§ What to work on: Output the entries that follow character for character. Leave every image out.

Start of Block

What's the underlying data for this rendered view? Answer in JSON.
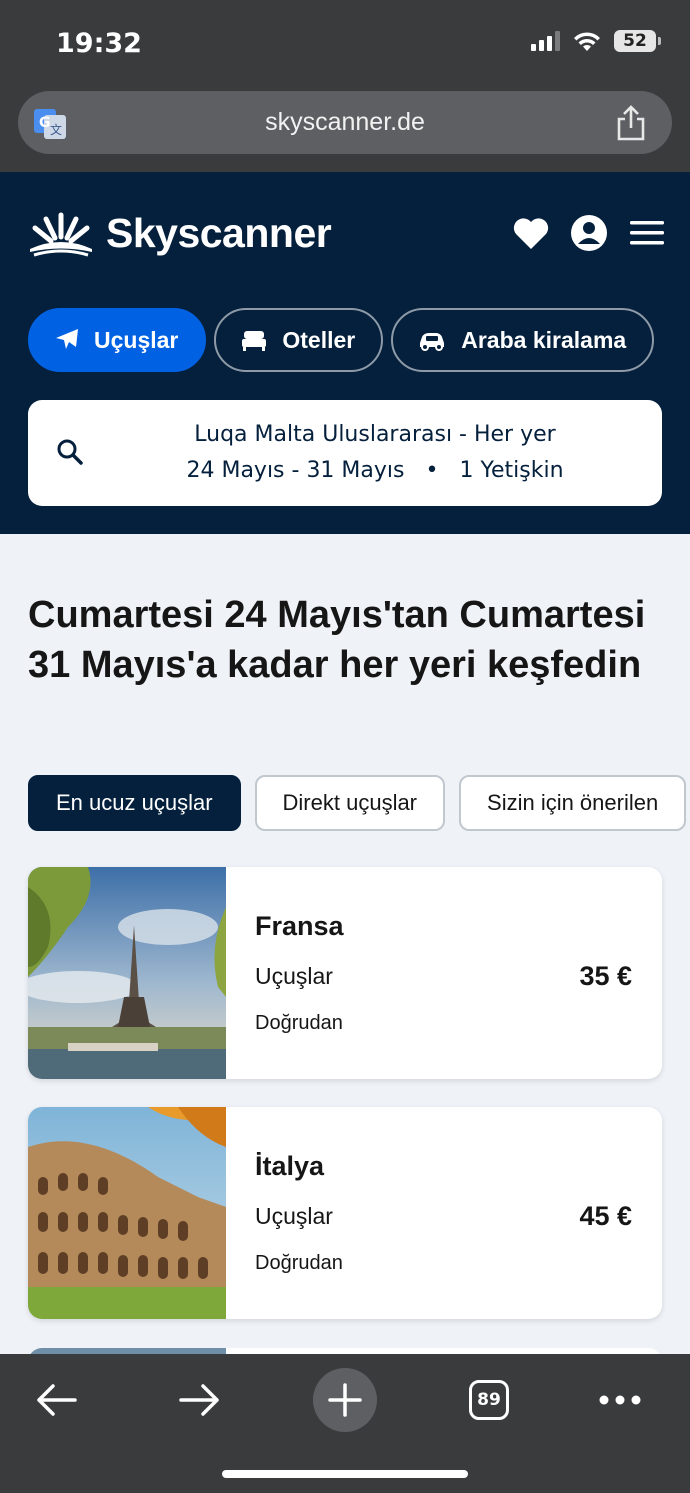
{
  "status_bar": {
    "time": "19:32",
    "battery": "52"
  },
  "browser": {
    "url": "skyscanner.de",
    "tab_count": "89"
  },
  "header": {
    "brand": "Skyscanner",
    "tabs": [
      {
        "label": "Uçuşlar",
        "icon": "plane-icon",
        "active": true
      },
      {
        "label": "Oteller",
        "icon": "bed-icon",
        "active": false
      },
      {
        "label": "Araba kiralama",
        "icon": "car-icon",
        "active": false
      }
    ]
  },
  "search": {
    "route": "Luqa Malta Uluslararası - Her yer",
    "dates": "24 Mayıs - 31 Mayıs",
    "separator": "•",
    "travellers": "1 Yetişkin"
  },
  "headline": "Cumartesi 24 Mayıs'tan Cumartesi 31 Mayıs'a kadar her yeri keşfedin",
  "filters": [
    {
      "label": "En ucuz uçuşlar",
      "active": true
    },
    {
      "label": "Direkt uçuşlar",
      "active": false
    },
    {
      "label": "Sizin için önerilen",
      "active": false
    }
  ],
  "destinations": [
    {
      "name": "Fransa",
      "category": "Uçuşlar",
      "price": "35 €",
      "type": "Doğrudan"
    },
    {
      "name": "İtalya",
      "category": "Uçuşlar",
      "price": "45 €",
      "type": "Doğrudan"
    }
  ],
  "colors": {
    "brand_dark": "#05203c",
    "accent_blue": "#0062e3",
    "browser_chrome": "#3a3b3d"
  }
}
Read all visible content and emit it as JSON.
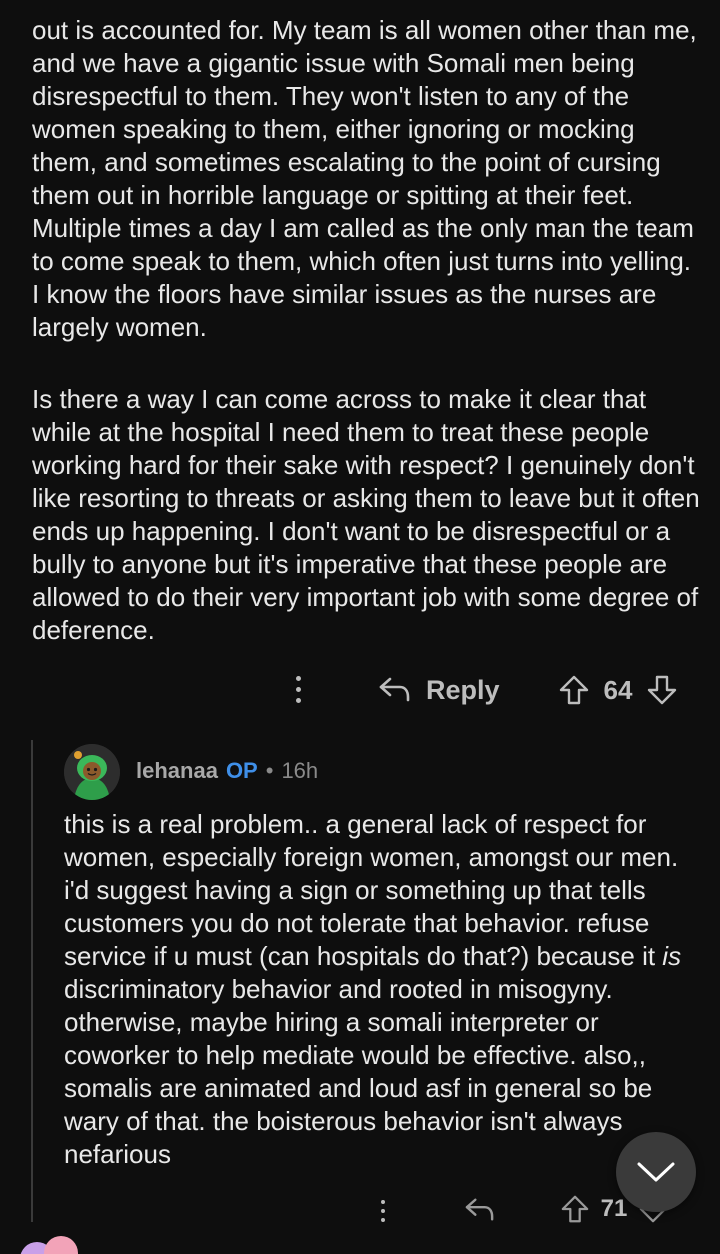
{
  "post": {
    "paragraph1": "out is accounted for. My team is all women other than me, and we have a gigantic issue with Somali men being disrespectful to them. They won't listen to any of the women speaking to them, either ignoring or mocking them, and sometimes escalating to the point of cursing them out in horrible language or spitting at their feet. Multiple times a day I am called as the only man the team to come speak to them, which often just turns into yelling. I know the floors have similar issues as the nurses are largely women.",
    "paragraph2": "Is there a way I can come across to make it clear that while at the hospital I need them to treat these people working hard for their sake with respect? I genuinely don't like resorting to threats or asking them to leave but it often ends up happening. I don't want to be disrespectful or a bully to anyone but it's imperative that these people are allowed to do their very important job with some degree of deference.",
    "actions": {
      "reply_label": "Reply",
      "vote_count": "64"
    }
  },
  "reply": {
    "username": "lehanaa",
    "op_tag": "OP",
    "separator": "•",
    "age": "16h",
    "text_part1": "this is a real problem.. a general lack of respect for women, especially foreign women, amongst our men. i'd suggest having a sign or something up that tells customers you do not tolerate that behavior. refuse service if u must (can hospitals do that?) because it ",
    "text_emphasis": "is",
    "text_part2": " discriminatory behavior and rooted in misogyny. otherwise, maybe hiring a somali interpreter or coworker to help mediate would be effective. also,, somalis are animated and loud asf in general so be wary of that. the boisterous behavior isn't always nefarious",
    "actions": {
      "vote_count": "71"
    }
  },
  "icons": {
    "more": "more-vertical-icon",
    "reply": "reply-arrow-icon",
    "upvote": "upvote-arrow-icon",
    "downvote": "downvote-arrow-icon",
    "collapse": "chevron-down-icon"
  },
  "colors": {
    "background": "#0e0e0e",
    "text": "#e8e8e8",
    "muted": "#bdbdbd",
    "op_accent": "#3f8fe8"
  }
}
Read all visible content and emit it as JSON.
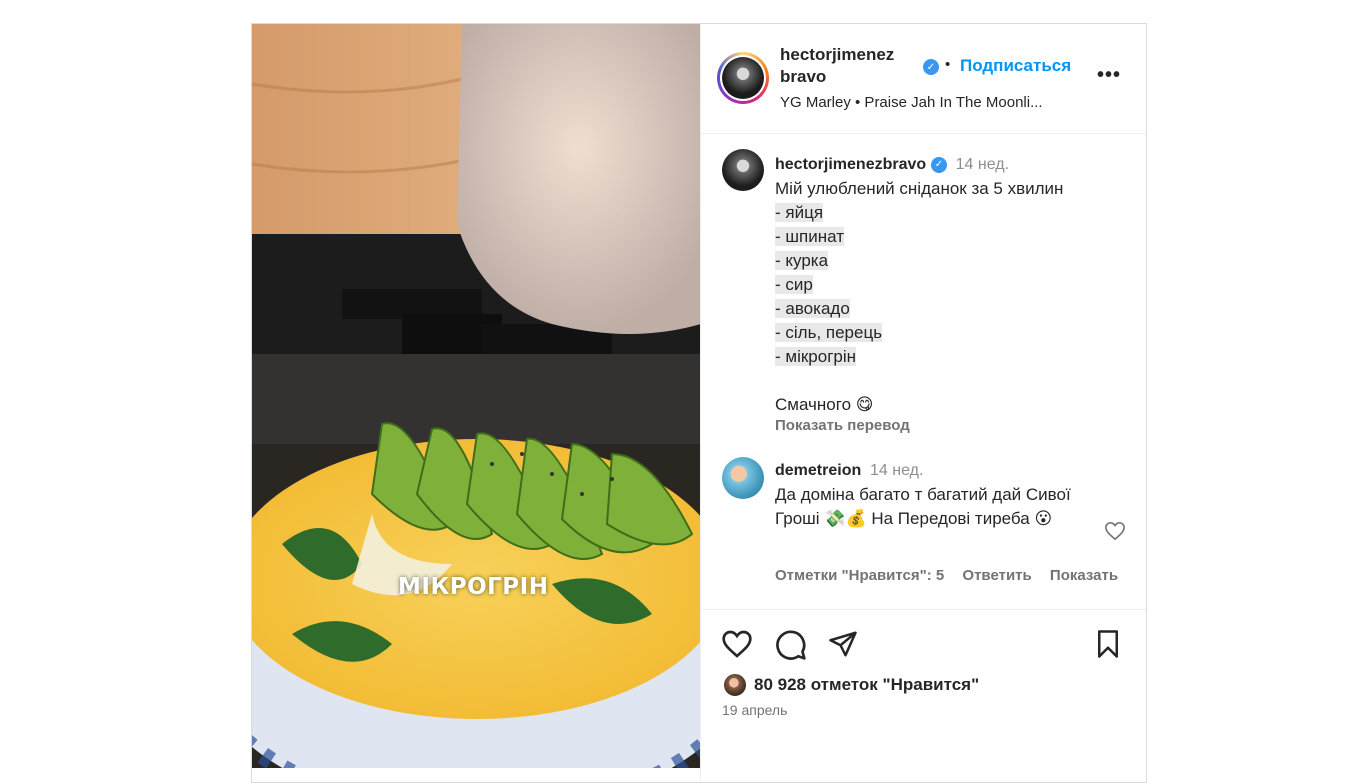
{
  "post": {
    "media_overlay_text": "МІКРОГРІН",
    "header": {
      "username_line1": "hectorjimenez",
      "username_line2": "bravo",
      "separator": "•",
      "follow_label": "Подписаться",
      "more_label": "•••",
      "music": "YG Marley • Praise Jah In The Moonli..."
    },
    "caption": {
      "username": "hectorjimenezbravo",
      "time": "14 нед.",
      "first_line": "Мій улюблений сніданок за 5 хвилин",
      "list": [
        "- яйця",
        "- шпинат",
        "- курка",
        "- сир",
        "- авокадо",
        "- сіль, перець",
        "- мікрогрін"
      ],
      "closing": "Смачного 😋",
      "translate_label": "Показать перевод"
    },
    "comment": {
      "username": "demetreion",
      "time": "14 нед.",
      "text": "Да доміна багато т багатий дай Сивої Гроші 💸💰 На Передові тиреба 😮",
      "likes_label": "Отметки \"Нравится\": 5",
      "reply_label": "Ответить",
      "show_label": "Показать"
    },
    "likes_text": "80 928 отметок \"Нравится\"",
    "date": "19 апрель"
  },
  "icons": {
    "verified": "verified-badge-icon",
    "heart": "heart-icon",
    "comment": "comment-icon",
    "share": "send-icon",
    "save": "bookmark-icon"
  },
  "colors": {
    "follow": "#0095f6",
    "verified": "#3897f0",
    "muted": "#737373"
  }
}
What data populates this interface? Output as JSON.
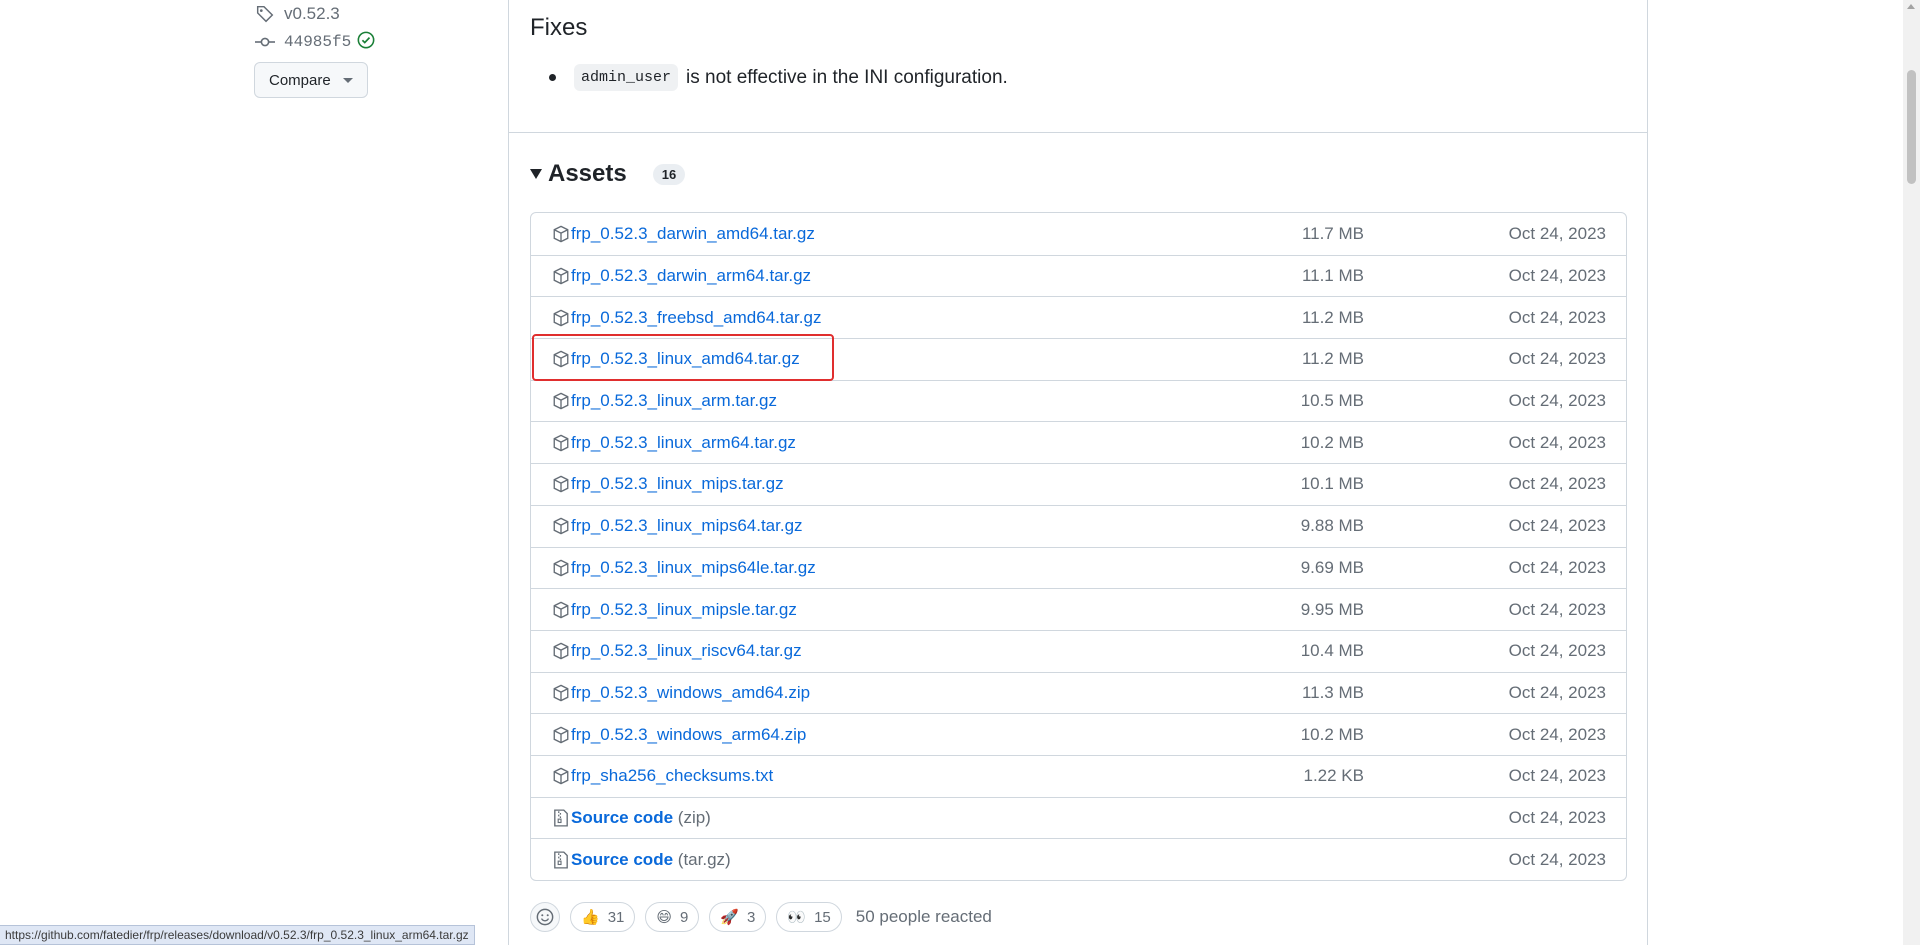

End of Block

§ Task output:
What's the underlying data for this rendered view? Answer in JSON.
{
  "status_bar": {
    "time": "19:32",
    "battery": "52"
  },
  "browser": {
    "url": "skyscanner.de",
    "tab_count": "89"
  },
  "header": {
    "brand": "Skyscanner",
    "tabs": [
      {
        "label": "Uçuşlar",
        "icon": "plane-icon",
        "active": true
      },
      {
        "label": "Oteller",
        "icon": "bed-icon",
        "active": false
      },
      {
        "label": "Araba kiralama",
        "icon": "car-icon",
        "active": false
      }
    ]
  },
  "search": {
    "route": "Luqa Malta Uluslararası - Her yer",
    "dates": "24 Mayıs - 31 Mayıs",
    "separator": "•",
    "travellers": "1 Yetişkin"
  },
  "headline": "Cumartesi 24 Mayıs'tan Cumartesi 31 Mayıs'a kadar her yeri keşfedin",
  "filters": [
    {
      "label": "En ucuz uçuşlar",
      "active": true
    },
    {
      "label": "Direkt uçuşlar",
      "active": false
    },
    {
      "label": "Sizin için önerilen",
      "active": false
    }
  ],
  "destinations": [
    {
      "name": "Fransa",
      "category": "Uçuşlar",
      "price": "35 €",
      "type": "Doğrudan"
    },
    {
      "name": "İtalya",
      "category": "Uçuşlar",
      "price": "45 €",
      "type": "Doğrudan"
    }
  ],
  "colors": {
    "brand_dark": "#05203c",
    "accent_blue": "#0062e3",
    "browser_chrome": "#3a3b3d"
  }
}
Read all visible content and emit it as JSON.
{
  "post": {
    "paragraph1": "out is accounted for. My team is all women other than me, and we have a gigantic issue with Somali men being disrespectful to them. They won't listen to any of the women speaking to them, either ignoring or mocking them, and sometimes escalating to the point of cursing them out in horrible language or spitting at their feet. Multiple times a day I am called as the only man the team to come speak to them, which often just turns into yelling. I know the floors have similar issues as the nurses are largely women.",
    "paragraph2": "Is there a way I can come across to make it clear that while at the hospital I need them to treat these people working hard for their sake with respect? I genuinely don't like resorting to threats or asking them to leave but it often ends up happening. I don't want to be disrespectful or a bully to anyone but it's imperative that these people are allowed to do their very important job with some degree of deference.",
    "actions": {
      "reply_label": "Reply",
      "vote_count": "64"
    }
  },
  "reply": {
    "username": "lehanaa",
    "op_tag": "OP",
    "separator": "•",
    "age": "16h",
    "text_part1": "this is a real problem.. a general lack of respect for women, especially foreign women, amongst our men. i'd suggest having a sign or something up that tells customers you do not tolerate that behavior. refuse service if u must (can hospitals do that?) because it ",
    "text_emphasis": "is",
    "text_part2": " discriminatory behavior and rooted in misogyny. otherwise, maybe hiring a somali interpreter or coworker to help mediate would be effective. also,, somalis are animated and loud asf in general so be wary of that. the boisterous behavior isn't always nefarious",
    "actions": {
      "vote_count": "71"
    }
  },
  "icons": {
    "more": "more-vertical-icon",
    "reply": "reply-arrow-icon",
    "upvote": "upvote-arrow-icon",
    "downvote": "downvote-arrow-icon",
    "collapse": "chevron-down-icon"
  },
  "colors": {
    "background": "#0e0e0e",
    "text": "#e8e8e8",
    "muted": "#bdbdbd",
    "op_accent": "#3f8fe8"
  }
}
Read all visible content and emit it as JSON.
{
  "post": {
    "media_overlay_text": "МІКРОГРІН",
    "header": {
      "username_line1": "hectorjimenez",
      "username_line2": "bravo",
      "separator": "•",
      "follow_label": "Подписаться",
      "more_label": "•••",
      "music": "YG Marley • Praise Jah In The Moonli..."
    },
    "caption": {
      "username": "hectorjimenezbravo",
      "time": "14 нед.",
      "first_line": "Мій улюблений сніданок за 5 хвилин",
      "list": [
        "- яйця",
        "- шпинат",
        "- курка",
        "- сир",
        "- авокадо",
        "- сіль, перець",
        "- мікрогрін"
      ],
      "closing": "Смачного 😋",
      "translate_label": "Показать перевод"
    },
    "comment": {
      "username": "demetreion",
      "time": "14 нед.",
      "text": "Да доміна багато т багатий дай Сивої Гроші 💸💰 На Передові тиреба 😮",
      "likes_label": "Отметки \"Нравится\": 5",
      "reply_label": "Ответить",
      "show_label": "Показать"
    },
    "likes_text": "80 928 отметок \"Нравится\"",
    "date": "19 апрель"
  },
  "icons": {
    "verified": "verified-badge-icon",
    "heart": "heart-icon",
    "comment": "comment-icon",
    "share": "send-icon",
    "save": "bookmark-icon"
  },
  "colors": {
    "follow": "#0095f6",
    "verified": "#3897f0",
    "muted": "#737373"
  }
}
What data populates this interface? Output as JSON.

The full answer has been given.